(Source records)

····················

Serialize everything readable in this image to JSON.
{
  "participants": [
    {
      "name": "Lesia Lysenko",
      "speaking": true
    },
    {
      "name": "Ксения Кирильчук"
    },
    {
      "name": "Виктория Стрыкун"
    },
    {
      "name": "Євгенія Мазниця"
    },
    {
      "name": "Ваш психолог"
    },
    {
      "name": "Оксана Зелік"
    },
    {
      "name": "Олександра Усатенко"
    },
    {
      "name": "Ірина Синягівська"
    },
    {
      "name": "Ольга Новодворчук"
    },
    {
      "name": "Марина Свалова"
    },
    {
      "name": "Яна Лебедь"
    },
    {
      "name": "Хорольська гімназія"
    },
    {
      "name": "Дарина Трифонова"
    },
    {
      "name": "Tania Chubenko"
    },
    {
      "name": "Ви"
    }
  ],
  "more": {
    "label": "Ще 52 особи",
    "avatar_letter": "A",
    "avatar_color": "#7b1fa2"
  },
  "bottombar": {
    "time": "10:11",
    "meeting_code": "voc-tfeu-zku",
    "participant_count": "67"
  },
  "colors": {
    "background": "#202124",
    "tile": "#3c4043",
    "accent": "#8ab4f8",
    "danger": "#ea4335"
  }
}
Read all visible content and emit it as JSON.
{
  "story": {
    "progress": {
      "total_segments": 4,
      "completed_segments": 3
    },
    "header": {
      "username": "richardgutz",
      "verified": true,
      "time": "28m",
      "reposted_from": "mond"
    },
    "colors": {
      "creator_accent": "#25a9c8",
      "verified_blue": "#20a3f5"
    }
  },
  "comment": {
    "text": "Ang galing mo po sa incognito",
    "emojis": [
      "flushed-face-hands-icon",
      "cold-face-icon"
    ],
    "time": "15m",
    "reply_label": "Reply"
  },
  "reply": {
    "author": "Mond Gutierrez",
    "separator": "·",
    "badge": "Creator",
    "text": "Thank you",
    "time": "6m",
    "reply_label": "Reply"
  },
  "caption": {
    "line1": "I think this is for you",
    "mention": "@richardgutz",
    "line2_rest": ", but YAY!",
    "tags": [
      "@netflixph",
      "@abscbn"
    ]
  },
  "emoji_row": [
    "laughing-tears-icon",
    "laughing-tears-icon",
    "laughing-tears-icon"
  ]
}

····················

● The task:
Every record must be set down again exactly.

● Exercise output:
Serialize everything readable in this image to JSON.
{
  "participants": [
    {
      "name": "Lesia Lysenko",
      "speaking": true
    },
    {
      "name": "Ксения Кирильчук"
    },
    {
      "name": "Виктория Стрыкун"
    },
    {
      "name": "Євгенія Мазниця"
    },
    {
      "name": "Ваш психолог"
    },
    {
      "name": "Оксана Зелік"
    },
    {
      "name": "Олександра Усатенко"
    },
    {
      "name": "Ірина Синягівська"
    },
    {
      "name": "Ольга Новодворчук"
    },
    {
      "name": "Марина Свалова"
    },
    {
      "name": "Яна Лебедь"
    },
    {
      "name": "Хорольська гімназія"
    },
    {
      "name": "Дарина Трифонова"
    },
    {
      "name": "Tania Chubenko"
    },
    {
      "name": "Ви"
    }
  ],
  "more": {
    "label": "Ще 52 особи",
    "avatar_letter": "A",
    "avatar_color": "#7b1fa2"
  },
  "bottombar": {
    "time": "10:11",
    "meeting_code": "voc-tfeu-zku",
    "participant_count": "67"
  },
  "colors": {
    "background": "#202124",
    "tile": "#3c4043",
    "accent": "#8ab4f8",
    "danger": "#ea4335"
  }
}
Read all visible content and emit it as JSON.
{
  "story": {
    "progress": {
      "total_segments": 4,
      "completed_segments": 3
    },
    "header": {
      "username": "richardgutz",
      "verified": true,
      "time": "28m",
      "reposted_from": "mond"
    },
    "colors": {
      "creator_accent": "#25a9c8",
      "verified_blue": "#20a3f5"
    }
  },
  "comment": {
    "text": "Ang galing mo po sa incognito",
    "emojis": [
      "flushed-face-hands-icon",
      "cold-face-icon"
    ],
    "time": "15m",
    "reply_label": "Reply"
  },
  "reply": {
    "author": "Mond Gutierrez",
    "separator": "·",
    "badge": "Creator",
    "text": "Thank you",
    "time": "6m",
    "reply_label": "Reply"
  },
  "caption": {
    "line1": "I think this is for you",
    "mention": "@richardgutz",
    "line2_rest": ", but YAY!",
    "tags": [
      "@netflixph",
      "@abscbn"
    ]
  },
  "emoji_row": [
    "laughing-tears-icon",
    "laughing-tears-icon",
    "laughing-tears-icon"
  ]
}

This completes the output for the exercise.